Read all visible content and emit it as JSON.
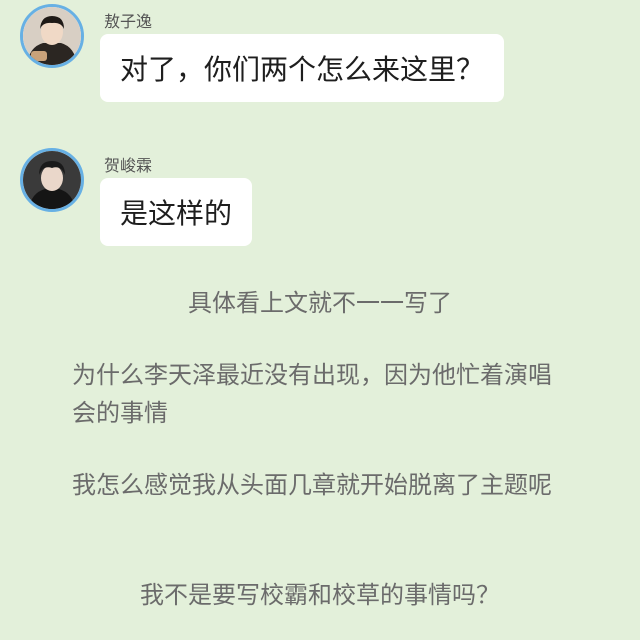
{
  "chat": {
    "messages": [
      {
        "sender": "敖子逸",
        "text": "对了，你们两个怎么来这里？",
        "avatar_icon": "avatar-photo-icon"
      },
      {
        "sender": "贺峻霖",
        "text": "是这样的",
        "avatar_icon": "avatar-photo-icon"
      }
    ]
  },
  "notes": {
    "line1": "具体看上文就不一一写了",
    "para2": "为什么李天泽最近没有出现，因为他忙着演唱会的事情",
    "para3": "我怎么感觉我从头面几章就开始脱离了主题呢",
    "line4": "我不是要写校霸和校草的事情吗？"
  },
  "colors": {
    "background": "#e3f0da",
    "avatar_ring": "#67b0e4",
    "bubble": "#ffffff",
    "note_text": "#6b6b6b"
  }
}
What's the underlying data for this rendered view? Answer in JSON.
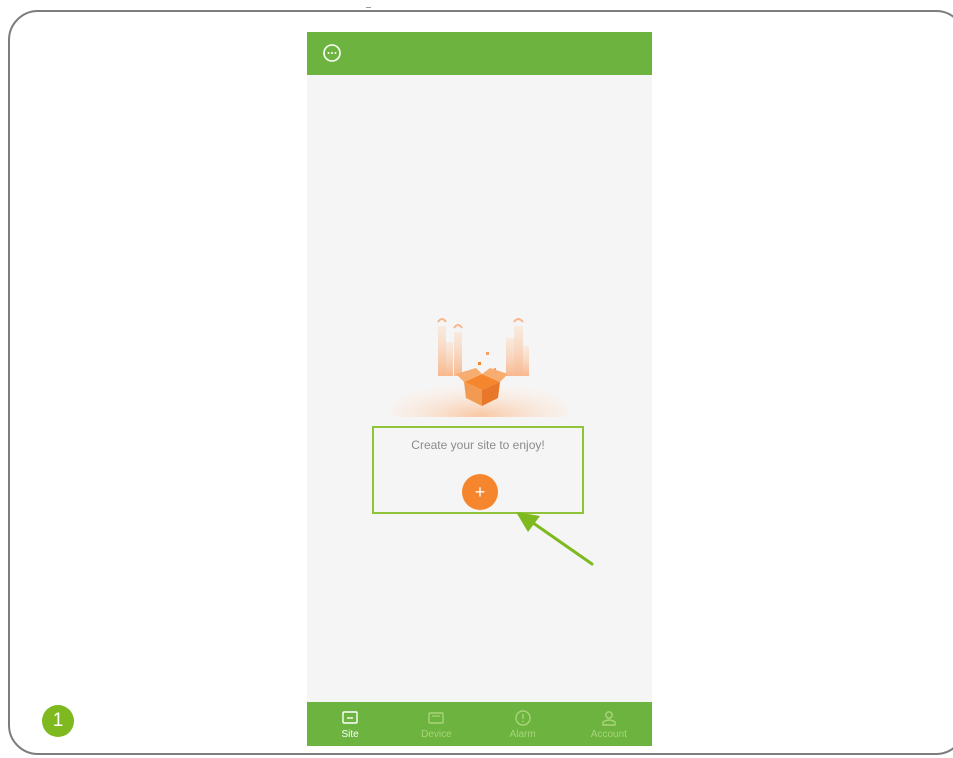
{
  "page": {
    "step_number": "1"
  },
  "header": {
    "menu_icon": "more-icon"
  },
  "empty_state": {
    "message": "Create your site to enjoy!",
    "add_label": "+"
  },
  "bottom_nav": {
    "items": [
      {
        "label": "Site",
        "icon": "site-icon",
        "active": true
      },
      {
        "label": "Device",
        "icon": "device-icon",
        "active": false
      },
      {
        "label": "Alarm",
        "icon": "alarm-icon",
        "active": false
      },
      {
        "label": "Account",
        "icon": "account-icon",
        "active": false
      }
    ]
  },
  "colors": {
    "brand_green": "#6cb33f",
    "accent_orange": "#f5862d",
    "highlight_green": "#8fc43a"
  }
}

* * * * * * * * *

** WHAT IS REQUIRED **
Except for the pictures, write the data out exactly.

** WRITTEN ANSWER **
Read all visible content and emit it as JSON.
{
  "chat": {
    "messages": [
      {
        "sender": "敖子逸",
        "text": "对了，你们两个怎么来这里？",
        "avatar_icon": "avatar-photo-icon"
      },
      {
        "sender": "贺峻霖",
        "text": "是这样的",
        "avatar_icon": "avatar-photo-icon"
      }
    ]
  },
  "notes": {
    "line1": "具体看上文就不一一写了",
    "para2": "为什么李天泽最近没有出现，因为他忙着演唱会的事情",
    "para3": "我怎么感觉我从头面几章就开始脱离了主题呢",
    "line4": "我不是要写校霸和校草的事情吗？"
  },
  "colors": {
    "background": "#e3f0da",
    "avatar_ring": "#67b0e4",
    "bubble": "#ffffff",
    "note_text": "#6b6b6b"
  }
}
What's the underlying data for this rendered view? Answer in JSON.
{
  "page": {
    "step_number": "1"
  },
  "header": {
    "menu_icon": "more-icon"
  },
  "empty_state": {
    "message": "Create your site to enjoy!",
    "add_label": "+"
  },
  "bottom_nav": {
    "items": [
      {
        "label": "Site",
        "icon": "site-icon",
        "active": true
      },
      {
        "label": "Device",
        "icon": "device-icon",
        "active": false
      },
      {
        "label": "Alarm",
        "icon": "alarm-icon",
        "active": false
      },
      {
        "label": "Account",
        "icon": "account-icon",
        "active": false
      }
    ]
  },
  "colors": {
    "brand_green": "#6cb33f",
    "accent_orange": "#f5862d",
    "highlight_green": "#8fc43a"
  }
}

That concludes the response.